In the same article, Mr. Pfaff implies that the blood of Ethiopian Jews was segregated for a time in Israel’s blood banks for eugenic reasons. The real reason was the high prevalence of HIV-positives among Ethiopian immigrants.
Dr. J. Cohen
My remarks in my article about the controversies in Israel over supposed Yemeni infant kidnappings, and the alleged segregated stockage in Israeli blood banks of blood from Ethiopian Jewish immigrants, were based on reports in the Israeli press. I do not, myself, pretend to judge the truth of these reports, nor are they matters that can be resolved in foreign press debate. However the letters of Dr. Cohen and Professor Falk would not seem representative of the Israeli debate as a whole. An Israeli government commission of inquiry was created in 1995 in response to the claim that between 1949 and 1952 as many as 600 Yemeni infants may have been taken from their immigrant parents for adoption by Ashkenazim couples. This commission found 40 seemingly “dubious” cases among the 687 dossiers, concerning 3,000 adoptions, which were examined. Debate on the matter has nonetheless continued, and the scientific committee of the Knesset recently proposed the creation of a genetic information bank open to consultation by Yemeni parents in search of their children and children in search of their parents. In September the Secretary General of the Labor Party, Ehoud Barak, presented his regrets to Sephardic Jews for the “harm” done to them in the past by the Israeli state.
Yossi Klein, writing in the Hebrew-language Ha’aretz, in an article reprinted in the French press on October 23 [Courrier International, October 23-29], argues that the arrival of the Yemenites in 1949- 1950 posed a seemingly fateful challenge to an Israeli leadership committed to creating a modern European-style state.

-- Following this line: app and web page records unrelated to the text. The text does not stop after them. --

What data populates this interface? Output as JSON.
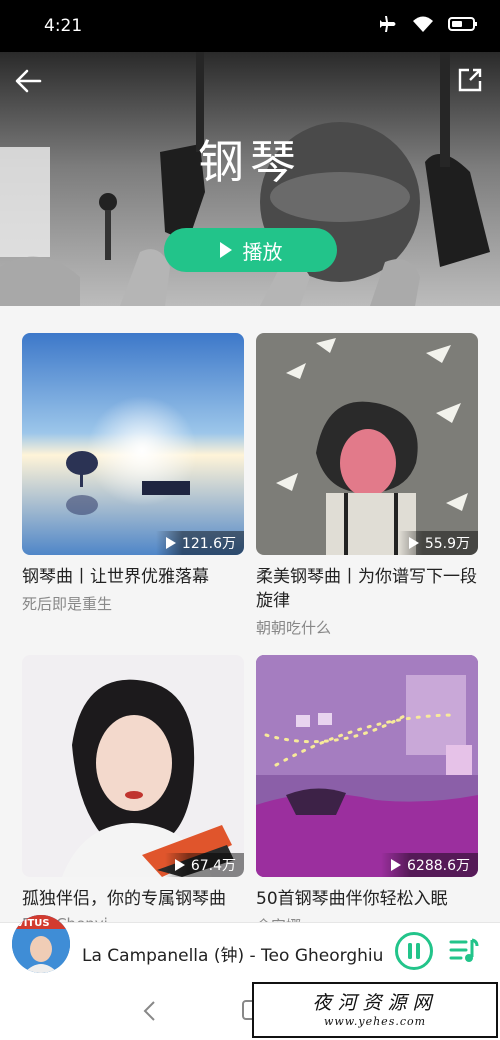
{
  "status_bar": {
    "time": "4:21",
    "icons": [
      "airplane-icon",
      "wifi-icon",
      "battery-icon"
    ]
  },
  "header": {
    "title": "钢琴",
    "play_label": "播放",
    "accent": "#22c48a"
  },
  "playlists": [
    {
      "title": "钢琴曲丨让世界优雅落幕",
      "creator": "死后即是重生",
      "plays": "121.6万"
    },
    {
      "title": "柔美钢琴曲丨为你谱写下一段旋律",
      "creator": "朝朝吃什么",
      "plays": "55.9万"
    },
    {
      "title": "孤独伴侣，你的专属钢琴曲",
      "creator": "Eriu Chenyi",
      "plays": "67.4万"
    },
    {
      "title": "50首钢琴曲伴你轻松入眠",
      "creator": "余安娜",
      "plays": "6288.6万"
    }
  ],
  "player": {
    "title": "La Campanella (钟) - Teo Gheorghiu",
    "thumb_text": "VITUS"
  },
  "watermark": {
    "main": "夜河资源网",
    "url": "www.yehes.com"
  }
}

He quotes an article which appeared in Ha’aretz at the time, which said, “We are dealing with a population whose primitivism touches the limits…. They are hardly superior to Arabs, or Blacks, or other barbarians.” Klein quotes Prime Minister David Ben-Gurion as writing (to Chief of Staff Yigael Yadin) of his despair that the Yemenites could ever be assimilated, saying that “the elementary basis for socialization is lacking…. [The immigrant’s] relationship to his wife and children is that of a primitive…. His physical aptitudes are restricted and he fails to observe even a minimum of hygiene.”
I obviously cannot say what is the truth about what happened to the Yemeni children, nor about what occurred in the related controversy about Ethiopian blood stocks. Were the latter immediately discarded as dangerous, or kept, but segregated? I simply agree with Professor Woodrow that in the context of today’s genetic research, all of these painful matters unearthed from the recent historical past provide us with subjects for reflection.